┌─ EXERCISE INPUT

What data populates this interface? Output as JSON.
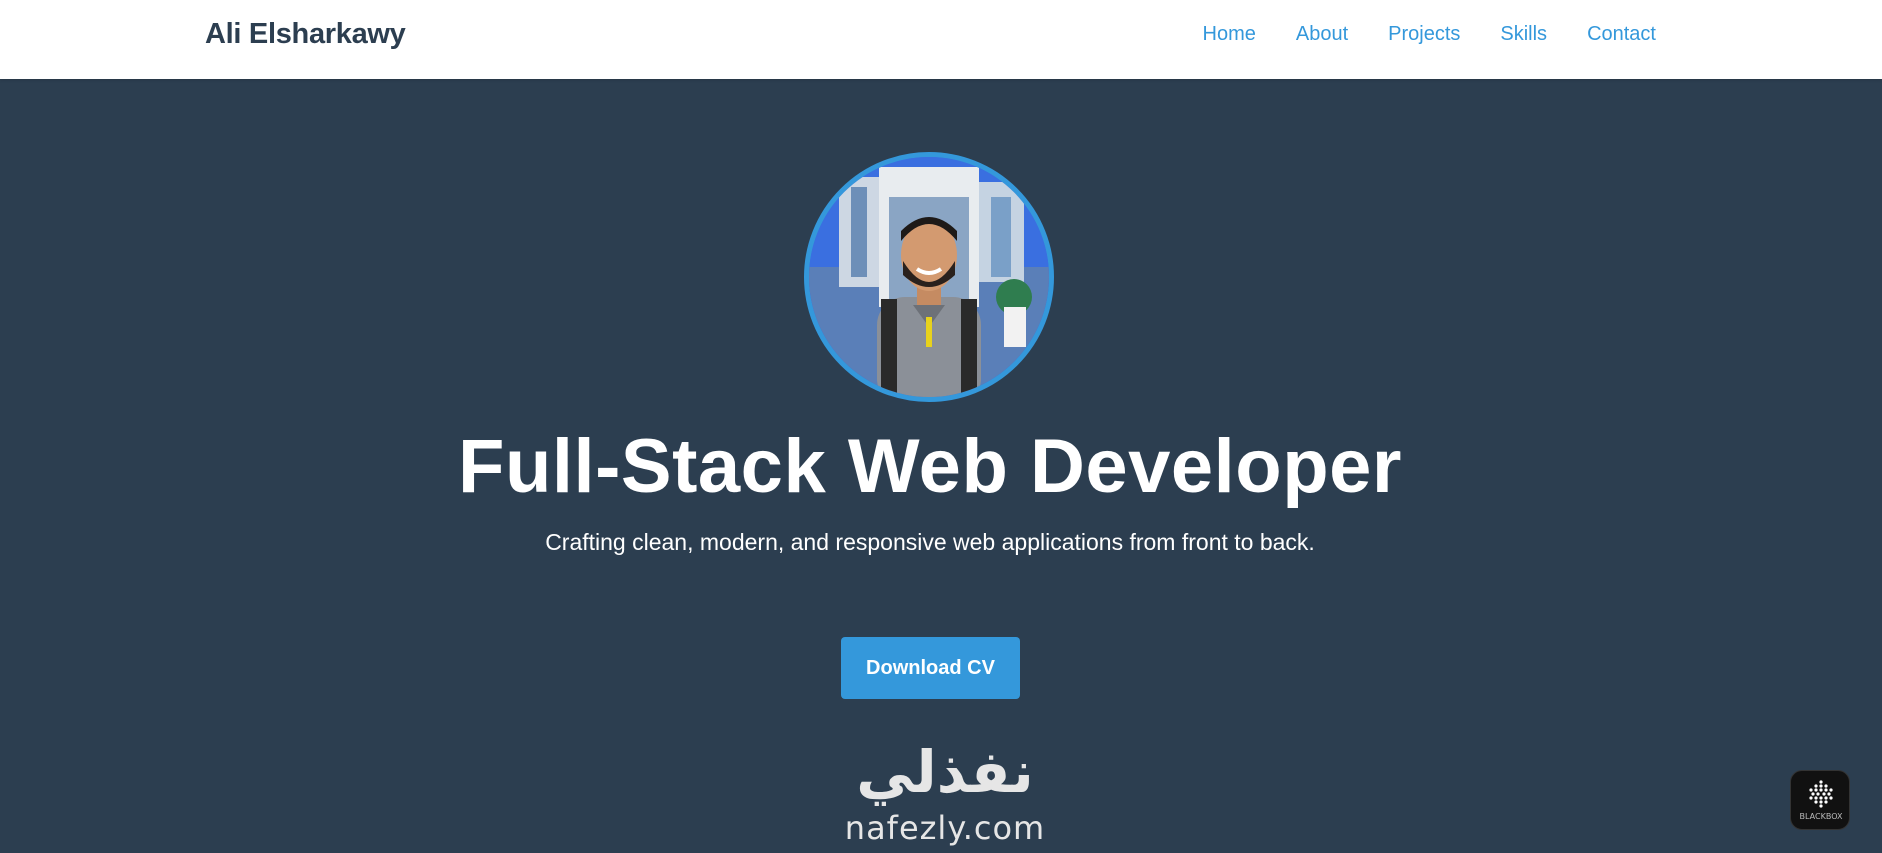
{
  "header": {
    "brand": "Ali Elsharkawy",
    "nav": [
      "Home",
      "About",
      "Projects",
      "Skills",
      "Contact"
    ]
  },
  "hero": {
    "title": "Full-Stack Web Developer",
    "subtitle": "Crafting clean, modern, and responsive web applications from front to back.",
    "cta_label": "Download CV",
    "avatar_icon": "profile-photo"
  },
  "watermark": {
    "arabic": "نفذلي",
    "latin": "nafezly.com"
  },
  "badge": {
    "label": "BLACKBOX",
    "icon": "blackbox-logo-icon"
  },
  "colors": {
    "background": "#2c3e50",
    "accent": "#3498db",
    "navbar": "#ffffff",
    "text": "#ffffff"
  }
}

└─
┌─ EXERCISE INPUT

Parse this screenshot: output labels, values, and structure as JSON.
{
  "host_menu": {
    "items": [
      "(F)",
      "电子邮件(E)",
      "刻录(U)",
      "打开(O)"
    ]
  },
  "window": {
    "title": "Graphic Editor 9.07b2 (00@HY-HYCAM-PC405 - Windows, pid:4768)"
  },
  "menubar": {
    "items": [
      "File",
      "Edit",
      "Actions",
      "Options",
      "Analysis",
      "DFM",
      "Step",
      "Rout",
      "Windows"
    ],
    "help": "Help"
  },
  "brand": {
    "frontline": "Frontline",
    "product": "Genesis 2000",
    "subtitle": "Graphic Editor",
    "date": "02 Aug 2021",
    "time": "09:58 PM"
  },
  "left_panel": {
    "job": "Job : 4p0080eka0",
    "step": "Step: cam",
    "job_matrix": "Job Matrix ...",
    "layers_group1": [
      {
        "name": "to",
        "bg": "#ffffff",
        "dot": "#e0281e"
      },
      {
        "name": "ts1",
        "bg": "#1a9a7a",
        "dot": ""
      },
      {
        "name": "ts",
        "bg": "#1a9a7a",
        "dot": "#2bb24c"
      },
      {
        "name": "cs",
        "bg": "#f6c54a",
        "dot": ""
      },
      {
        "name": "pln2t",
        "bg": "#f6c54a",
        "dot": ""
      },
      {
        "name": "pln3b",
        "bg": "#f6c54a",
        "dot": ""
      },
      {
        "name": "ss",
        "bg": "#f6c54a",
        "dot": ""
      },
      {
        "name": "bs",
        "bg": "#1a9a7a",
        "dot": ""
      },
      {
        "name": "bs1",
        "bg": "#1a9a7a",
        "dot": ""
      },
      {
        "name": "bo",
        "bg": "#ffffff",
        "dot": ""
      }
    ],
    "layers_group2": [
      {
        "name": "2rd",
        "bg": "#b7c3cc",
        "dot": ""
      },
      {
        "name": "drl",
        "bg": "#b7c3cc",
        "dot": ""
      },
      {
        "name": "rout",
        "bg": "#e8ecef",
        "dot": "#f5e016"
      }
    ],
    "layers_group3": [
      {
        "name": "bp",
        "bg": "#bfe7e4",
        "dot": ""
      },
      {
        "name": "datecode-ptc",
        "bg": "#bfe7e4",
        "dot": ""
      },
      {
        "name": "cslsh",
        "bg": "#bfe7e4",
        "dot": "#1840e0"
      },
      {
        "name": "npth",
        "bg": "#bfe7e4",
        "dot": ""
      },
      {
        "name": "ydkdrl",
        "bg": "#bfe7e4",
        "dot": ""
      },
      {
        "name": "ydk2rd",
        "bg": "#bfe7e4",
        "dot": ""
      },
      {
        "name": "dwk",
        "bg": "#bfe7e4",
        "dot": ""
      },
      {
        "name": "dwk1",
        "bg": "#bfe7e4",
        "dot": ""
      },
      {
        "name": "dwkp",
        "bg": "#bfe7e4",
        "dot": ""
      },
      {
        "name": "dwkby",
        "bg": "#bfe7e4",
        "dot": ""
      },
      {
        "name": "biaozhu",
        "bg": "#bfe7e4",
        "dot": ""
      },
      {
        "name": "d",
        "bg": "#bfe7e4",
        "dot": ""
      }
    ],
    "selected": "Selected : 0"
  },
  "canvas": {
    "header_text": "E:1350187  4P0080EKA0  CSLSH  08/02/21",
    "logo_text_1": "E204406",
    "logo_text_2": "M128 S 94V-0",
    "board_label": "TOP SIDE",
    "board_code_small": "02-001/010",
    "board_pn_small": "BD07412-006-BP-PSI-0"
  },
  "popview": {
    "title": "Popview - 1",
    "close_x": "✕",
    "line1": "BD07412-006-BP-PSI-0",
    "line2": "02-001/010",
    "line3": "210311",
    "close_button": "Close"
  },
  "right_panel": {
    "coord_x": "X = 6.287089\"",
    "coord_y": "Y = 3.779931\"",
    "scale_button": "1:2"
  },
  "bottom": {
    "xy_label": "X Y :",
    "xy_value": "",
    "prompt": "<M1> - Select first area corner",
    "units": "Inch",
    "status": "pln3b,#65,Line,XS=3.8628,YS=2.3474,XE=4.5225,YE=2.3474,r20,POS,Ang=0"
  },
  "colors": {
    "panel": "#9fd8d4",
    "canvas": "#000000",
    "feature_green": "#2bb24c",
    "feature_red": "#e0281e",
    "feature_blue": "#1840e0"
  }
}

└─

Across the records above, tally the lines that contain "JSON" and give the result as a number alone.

2